Material shown Start Marker

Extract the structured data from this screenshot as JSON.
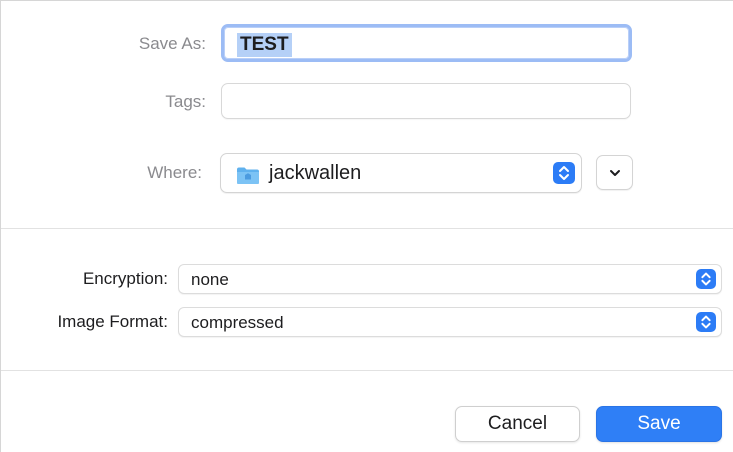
{
  "dialog": {
    "save_as": {
      "label": "Save As:",
      "value": "TEST"
    },
    "tags": {
      "label": "Tags:",
      "value": ""
    },
    "where": {
      "label": "Where:",
      "value": "jackwallen",
      "icon": "folder-icon"
    },
    "encryption": {
      "label": "Encryption:",
      "value": "none"
    },
    "image_format": {
      "label": "Image Format:",
      "value": "compressed"
    },
    "buttons": {
      "cancel": "Cancel",
      "save": "Save"
    }
  },
  "colors": {
    "accent": "#2f7ff6",
    "focus_ring": "#9cbcf5",
    "selection": "#b5d0f7"
  }
}
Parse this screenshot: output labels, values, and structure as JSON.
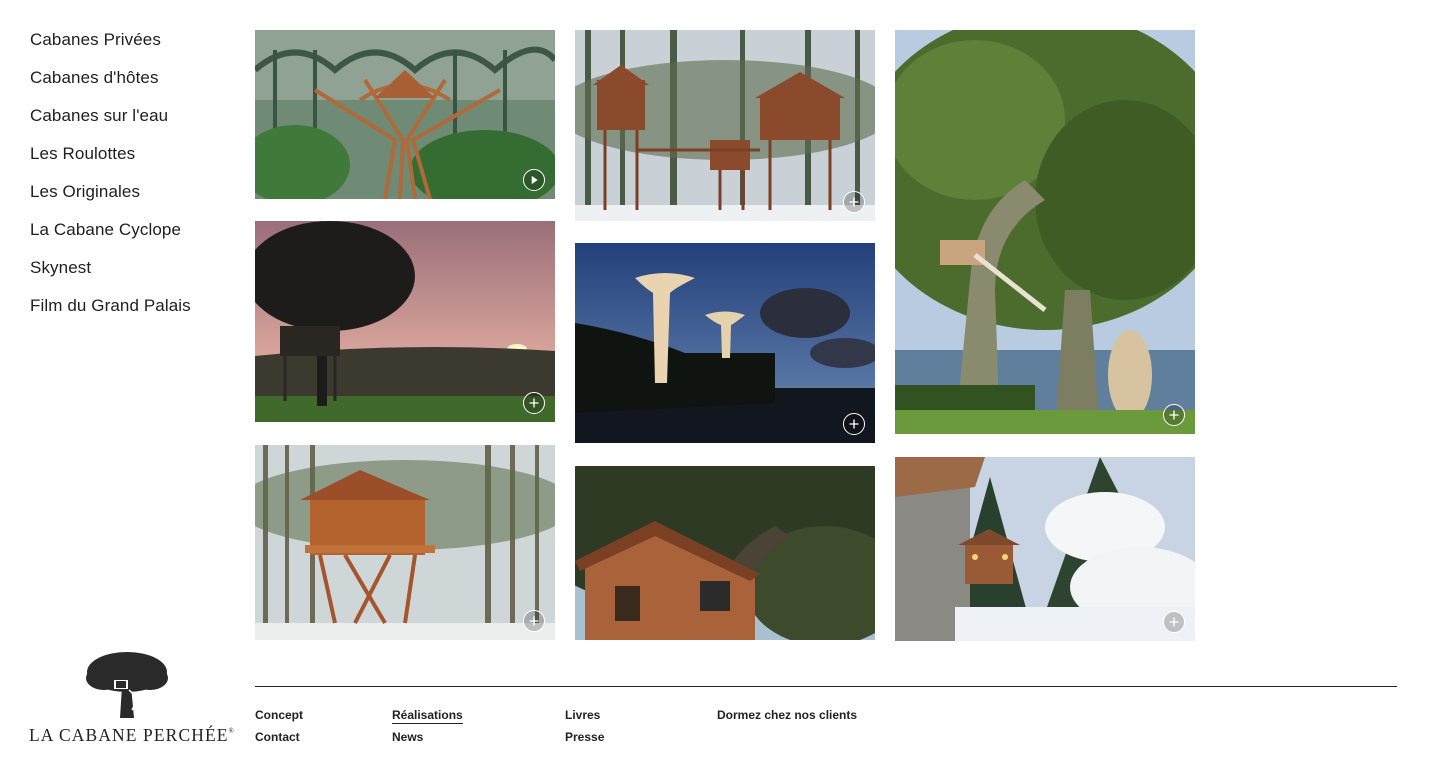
{
  "sidebar": {
    "items": [
      {
        "label": "Cabanes Privées"
      },
      {
        "label": "Cabanes d'hôtes"
      },
      {
        "label": "Cabanes sur l'eau"
      },
      {
        "label": "Les Roulottes"
      },
      {
        "label": "Les Originales"
      },
      {
        "label": "La Cabane Cyclope"
      },
      {
        "label": "Skynest"
      },
      {
        "label": "Film du Grand Palais"
      }
    ]
  },
  "gallery": {
    "tiles": [
      {
        "subject": "treehouse-sculpture-grand-palais",
        "icon": "play-icon"
      },
      {
        "subject": "forest-treehouses-complex",
        "icon": "plus-icon"
      },
      {
        "subject": "oak-treehouse-lakeside",
        "icon": "plus-icon"
      },
      {
        "subject": "treehouse-sunset",
        "icon": "plus-icon"
      },
      {
        "subject": "skynest-palms-dusk",
        "icon": "plus-icon"
      },
      {
        "subject": "pine-forest-treehouse",
        "icon": "plus-icon"
      },
      {
        "subject": "cabin-in-oak-canopy",
        "icon": "plus-icon"
      },
      {
        "subject": "snowy-mountain-chalet",
        "icon": "plus-icon"
      }
    ]
  },
  "brand": {
    "name": "LA CABANE PERCHÉE",
    "mark": "®"
  },
  "footer": {
    "links": [
      {
        "label": "Concept",
        "active": false
      },
      {
        "label": "Contact",
        "active": false
      },
      {
        "label": "Réalisations",
        "active": true
      },
      {
        "label": "News",
        "active": false
      },
      {
        "label": "Livres",
        "active": false
      },
      {
        "label": "Presse",
        "active": false
      },
      {
        "label": "Dormez chez nos clients",
        "active": false
      }
    ]
  },
  "colors": {
    "text": "#1f1f1f",
    "divider": "#222222",
    "background": "#ffffff"
  }
}
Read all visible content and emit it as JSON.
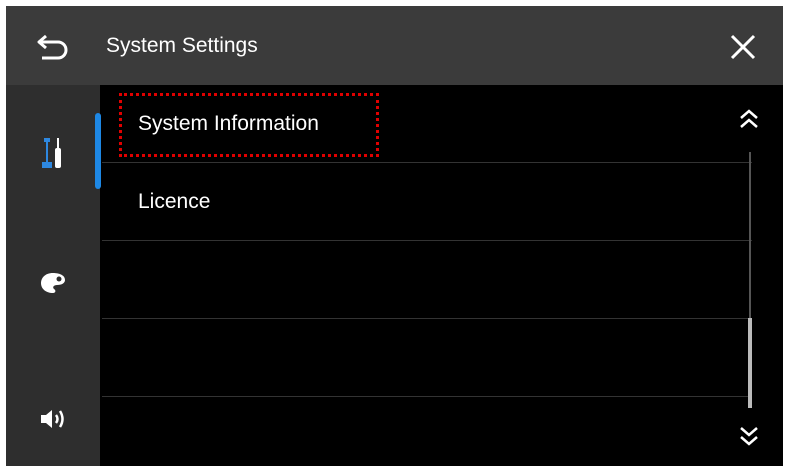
{
  "header": {
    "title": "System Settings",
    "back_icon": "back-arrow-icon",
    "close_icon": "close-icon"
  },
  "sidebar": {
    "tabs": [
      {
        "icon": "tools-icon",
        "active": true
      },
      {
        "icon": "palette-icon",
        "active": false
      },
      {
        "icon": "speaker-icon",
        "active": false
      }
    ]
  },
  "list": {
    "items": [
      {
        "label": "System Information",
        "highlighted": true
      },
      {
        "label": "Licence",
        "highlighted": false
      },
      {
        "label": ""
      },
      {
        "label": ""
      },
      {
        "label": ""
      }
    ]
  },
  "scrollbar": {
    "up_icon": "double-chevron-up-icon",
    "down_icon": "double-chevron-down-icon"
  },
  "colors": {
    "header_bg": "#3b3b3b",
    "sidebar_bg": "#2e2e2e",
    "content_bg": "#000000",
    "accent": "#1e88e5",
    "highlight": "#e00000"
  }
}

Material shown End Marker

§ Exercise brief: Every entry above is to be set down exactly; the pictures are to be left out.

§ Output for this task:
Extract the structured data from this screenshot as JSON.
{
  "dialog": {
    "save_as": {
      "label": "Save As:",
      "value": "TEST"
    },
    "tags": {
      "label": "Tags:",
      "value": ""
    },
    "where": {
      "label": "Where:",
      "value": "jackwallen",
      "icon": "folder-icon"
    },
    "encryption": {
      "label": "Encryption:",
      "value": "none"
    },
    "image_format": {
      "label": "Image Format:",
      "value": "compressed"
    },
    "buttons": {
      "cancel": "Cancel",
      "save": "Save"
    }
  },
  "colors": {
    "accent": "#2f7ff6",
    "focus_ring": "#9cbcf5",
    "selection": "#b5d0f7"
  }
}
Parse this screenshot: output labels, values, and structure as JSON.
{
  "sidebar": {
    "items": [
      {
        "label": "Cabanes Privées"
      },
      {
        "label": "Cabanes d'hôtes"
      },
      {
        "label": "Cabanes sur l'eau"
      },
      {
        "label": "Les Roulottes"
      },
      {
        "label": "Les Originales"
      },
      {
        "label": "La Cabane Cyclope"
      },
      {
        "label": "Skynest"
      },
      {
        "label": "Film du Grand Palais"
      }
    ]
  },
  "gallery": {
    "tiles": [
      {
        "subject": "treehouse-sculpture-grand-palais",
        "icon": "play-icon"
      },
      {
        "subject": "forest-treehouses-complex",
        "icon": "plus-icon"
      },
      {
        "subject": "oak-treehouse-lakeside",
        "icon": "plus-icon"
      },
      {
        "subject": "treehouse-sunset",
        "icon": "plus-icon"
      },
      {
        "subject": "skynest-palms-dusk",
        "icon": "plus-icon"
      },
      {
        "subject": "pine-forest-treehouse",
        "icon": "plus-icon"
      },
      {
        "subject": "cabin-in-oak-canopy",
        "icon": "plus-icon"
      },
      {
        "subject": "snowy-mountain-chalet",
        "icon": "plus-icon"
      }
    ]
  },
  "brand": {
    "name": "LA CABANE PERCHÉE",
    "mark": "®"
  },
  "footer": {
    "links": [
      {
        "label": "Concept",
        "active": false
      },
      {
        "label": "Contact",
        "active": false
      },
      {
        "label": "Réalisations",
        "active": true
      },
      {
        "label": "News",
        "active": false
      },
      {
        "label": "Livres",
        "active": false
      },
      {
        "label": "Presse",
        "active": false
      },
      {
        "label": "Dormez chez nos clients",
        "active": false
      }
    ]
  },
  "colors": {
    "text": "#1f1f1f",
    "divider": "#222222",
    "background": "#ffffff"
  }
}
Read all visible content and emit it as JSON.
{
  "header": {
    "title": "System Settings",
    "back_icon": "back-arrow-icon",
    "close_icon": "close-icon"
  },
  "sidebar": {
    "tabs": [
      {
        "icon": "tools-icon",
        "active": true
      },
      {
        "icon": "palette-icon",
        "active": false
      },
      {
        "icon": "speaker-icon",
        "active": false
      }
    ]
  },
  "list": {
    "items": [
      {
        "label": "System Information",
        "highlighted": true
      },
      {
        "label": "Licence",
        "highlighted": false
      },
      {
        "label": ""
      },
      {
        "label": ""
      },
      {
        "label": ""
      }
    ]
  },
  "scrollbar": {
    "up_icon": "double-chevron-up-icon",
    "down_icon": "double-chevron-down-icon"
  },
  "colors": {
    "header_bg": "#3b3b3b",
    "sidebar_bg": "#2e2e2e",
    "content_bg": "#000000",
    "accent": "#1e88e5",
    "highlight": "#e00000"
  }
}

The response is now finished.